As January progresses so do a thousand ill-advised unsustainable diets, and no doubt among them will be those folks who think giving up gluten is the answer to that bloated feeling after the Christmas binge. Aside from my thoughts on this and how it trivialises gluten-free for those of us with coeliac disease or a diagnosed intolerance; what has been interesting to observe is those gluten-free producers who are subtly encouraging this extra attention; and no doubt enjoying a little spike in sales as a result.
For instance, I have observed some product teams tweeting articles such as 3 reasons to go gluten free which is light on medical information, and heavy on the vagueness. They aren’t outright suggesting gluten-free as an option for weight-loss, but they are subtly appealing to that market.
It seems some manufacturers are behaving somewhat irresponsibly, but should they be compelled to behave otherwise? I’m reminded a little of the current debate raging in the world of pharmaceuticals about transparency of trial data. Should pharma companies be required to publish information that might damage their profitability? Similarly with alcoholic drinks makers and fast food chains – should they be required to tell us how bad the food is for us, or are we grown ups who can make our own decisions? So should gluten free manufacturers encourage faddy eating to improve their sales?
The challenge faced by commercial manufacturers of gluten free products (as opposed to prescription ones) is that their market is not limited to the finite group of diagnosed coeliacs. If you need to grow your business and turn a profit you have a few options:
- Increase the number of coeliacs diagnosed (tricky, takes a long time and not in your control)
- Sell more to the existing diagnosed coeliacs (a market share war – relies on some pretty great marketing)
- Compete with gluten-containing products “great products that just happen to be gluten free” (requires an incredibly strong product and a good branding strategy)
- Go after the non-diagnosed market by encouraging more gluters to eat gluten-free (ethically challenging but biggest opportunity)
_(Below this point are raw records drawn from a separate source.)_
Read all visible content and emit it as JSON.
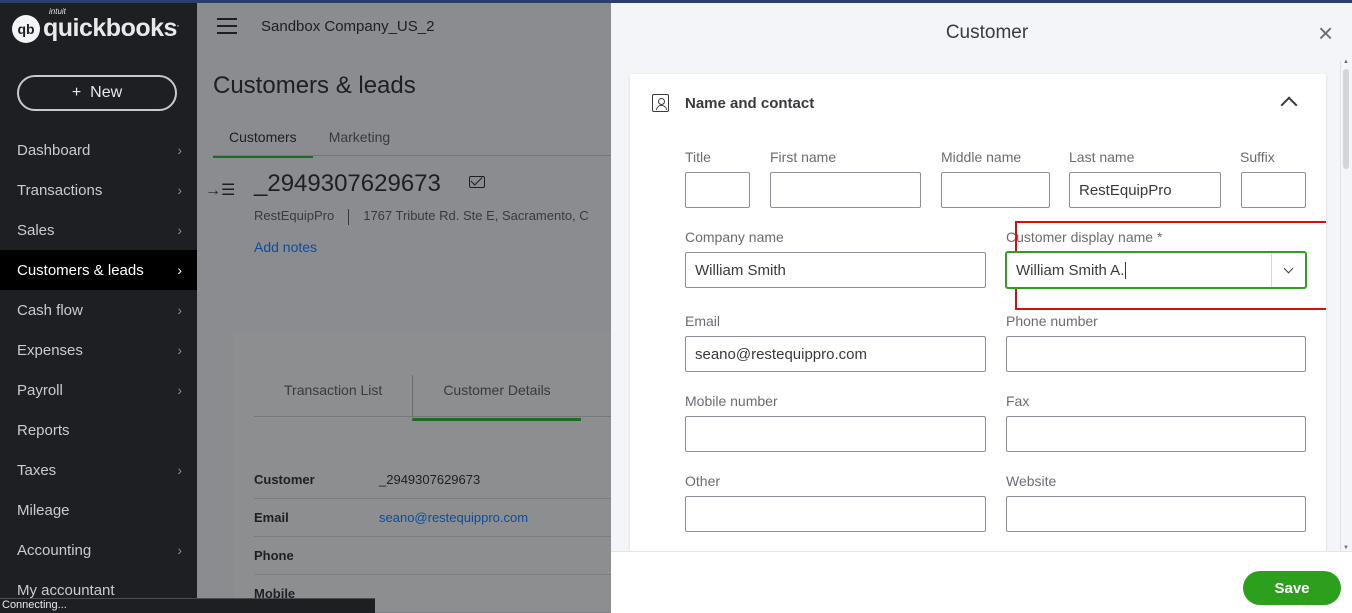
{
  "app": {
    "logo_brand": "intuit",
    "logo_name": "quickbooks",
    "new_button": "New",
    "company_name": "Sandbox Company_US_2"
  },
  "sidebar": {
    "items": [
      {
        "label": "Dashboard",
        "chevron": true
      },
      {
        "label": "Transactions",
        "chevron": true
      },
      {
        "label": "Sales",
        "chevron": true
      },
      {
        "label": "Customers & leads",
        "chevron": true,
        "active": true
      },
      {
        "label": "Cash flow",
        "chevron": true
      },
      {
        "label": "Expenses",
        "chevron": true
      },
      {
        "label": "Payroll",
        "chevron": true
      },
      {
        "label": "Reports",
        "chevron": false
      },
      {
        "label": "Taxes",
        "chevron": true
      },
      {
        "label": "Mileage",
        "chevron": false
      },
      {
        "label": "Accounting",
        "chevron": true
      },
      {
        "label": "My accountant",
        "chevron": false
      }
    ]
  },
  "page": {
    "title": "Customers & leads",
    "tabs": [
      "Customers",
      "Marketing"
    ],
    "customer_id": "_2949307629673",
    "company": "RestEquipPro",
    "address": "1767 Tribute Rd. Ste E, Sacramento, C",
    "add_notes": "Add notes",
    "inner_tabs": [
      "Transaction List",
      "Customer Details"
    ],
    "details": [
      {
        "key": "Customer",
        "value": "_2949307629673",
        "link": false
      },
      {
        "key": "Email",
        "value": "seano@restequippro.com",
        "link": true
      },
      {
        "key": "Phone",
        "value": "",
        "link": false
      },
      {
        "key": "Mobile",
        "value": "",
        "link": false
      }
    ]
  },
  "status": "Connecting...",
  "drawer": {
    "title": "Customer",
    "section_title": "Name and contact",
    "labels": {
      "title": "Title",
      "first_name": "First name",
      "middle_name": "Middle name",
      "last_name": "Last name",
      "suffix": "Suffix",
      "company_name": "Company name",
      "display_name": "Customer display name *",
      "email": "Email",
      "phone": "Phone number",
      "mobile": "Mobile number",
      "fax": "Fax",
      "other": "Other",
      "website": "Website"
    },
    "values": {
      "title": "",
      "first_name": "",
      "middle_name": "",
      "last_name": "RestEquipPro",
      "suffix": "",
      "company_name": "William Smith",
      "display_name": "William Smith A.",
      "email": "seano@restequippro.com",
      "phone": "",
      "mobile": "",
      "fax": "",
      "other": "",
      "website": ""
    },
    "save_label": "Save"
  },
  "colors": {
    "accent_green": "#2ca01c",
    "highlight_red": "#d50e0e",
    "sidebar_bg": "#1d1f22"
  }
}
Which would you choose? . Gluten free products are predicted to be one of the top consumer health trends of 2013 so many manufacturers must be taking Option 4. Let’s not forget that gluten free manufacturers growing their businesses is in our interest – it brings choice and quality of life; and we are talking about commercial companies, not people required to give healthcare advice.
I would argue that ‘option 4’ is not a sustainable strategy. It might deliver a spike in sales, but these are unlikely to be your loyal customers. In the Coeliac community I observe on social media, loyalty comes from trust; and trust comes from credibility, reliability and likeability; none of which are compatible with encouraging faddy eating.
This was a little interlude before a blog next week which looks in more detail at gluten free branding. I recommend Alex’s blog ‘Dear Girl on Twitter’ if you’d like more on why you shouldn’t give up gluten (at least not without talking to a doctor).
I would be interested in your thoughts! Have you seen gluten free manufacturers behaving badly? What do you think of people who don’t need to eat gluten-free, but do?